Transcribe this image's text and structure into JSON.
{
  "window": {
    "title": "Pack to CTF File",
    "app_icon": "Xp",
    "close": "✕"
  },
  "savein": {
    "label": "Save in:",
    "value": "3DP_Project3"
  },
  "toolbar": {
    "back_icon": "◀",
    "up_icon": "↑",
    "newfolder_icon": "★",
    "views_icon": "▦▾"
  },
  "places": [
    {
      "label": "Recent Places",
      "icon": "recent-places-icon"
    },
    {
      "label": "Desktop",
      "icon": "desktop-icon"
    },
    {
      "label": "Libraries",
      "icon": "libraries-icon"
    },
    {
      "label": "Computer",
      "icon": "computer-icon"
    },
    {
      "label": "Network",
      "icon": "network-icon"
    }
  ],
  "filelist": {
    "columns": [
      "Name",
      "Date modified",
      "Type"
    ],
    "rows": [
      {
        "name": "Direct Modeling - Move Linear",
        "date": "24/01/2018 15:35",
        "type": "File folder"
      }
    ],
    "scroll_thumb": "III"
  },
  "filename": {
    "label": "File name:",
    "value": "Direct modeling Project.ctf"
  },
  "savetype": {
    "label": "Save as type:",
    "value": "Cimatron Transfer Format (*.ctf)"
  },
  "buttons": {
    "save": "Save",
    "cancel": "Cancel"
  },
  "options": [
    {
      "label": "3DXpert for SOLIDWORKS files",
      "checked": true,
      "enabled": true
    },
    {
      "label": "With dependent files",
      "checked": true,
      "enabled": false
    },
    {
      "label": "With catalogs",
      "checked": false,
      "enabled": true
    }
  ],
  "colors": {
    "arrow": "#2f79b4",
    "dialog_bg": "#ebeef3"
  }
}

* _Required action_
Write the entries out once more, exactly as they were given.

* _Written reply_
Transcribe this image's text and structure into JSON.
{
  "window": {
    "title": "Pack to CTF File",
    "app_icon": "Xp",
    "close": "✕"
  },
  "savein": {
    "label": "Save in:",
    "value": "3DP_Project3"
  },
  "toolbar": {
    "back_icon": "◀",
    "up_icon": "↑",
    "newfolder_icon": "★",
    "views_icon": "▦▾"
  },
  "places": [
    {
      "label": "Recent Places",
      "icon": "recent-places-icon"
    },
    {
      "label": "Desktop",
      "icon": "desktop-icon"
    },
    {
      "label": "Libraries",
      "icon": "libraries-icon"
    },
    {
      "label": "Computer",
      "icon": "computer-icon"
    },
    {
      "label": "Network",
      "icon": "network-icon"
    }
  ],
  "filelist": {
    "columns": [
      "Name",
      "Date modified",
      "Type"
    ],
    "rows": [
      {
        "name": "Direct Modeling - Move Linear",
        "date": "24/01/2018 15:35",
        "type": "File folder"
      }
    ],
    "scroll_thumb": "III"
  },
  "filename": {
    "label": "File name:",
    "value": "Direct modeling Project.ctf"
  },
  "savetype": {
    "label": "Save as type:",
    "value": "Cimatron Transfer Format (*.ctf)"
  },
  "buttons": {
    "save": "Save",
    "cancel": "Cancel"
  },
  "options": [
    {
      "label": "3DXpert for SOLIDWORKS files",
      "checked": true,
      "enabled": true
    },
    {
      "label": "With dependent files",
      "checked": true,
      "enabled": false
    },
    {
      "label": "With catalogs",
      "checked": false,
      "enabled": true
    }
  ],
  "colors": {
    "arrow": "#2f79b4",
    "dialog_bg": "#ebeef3"
  }
}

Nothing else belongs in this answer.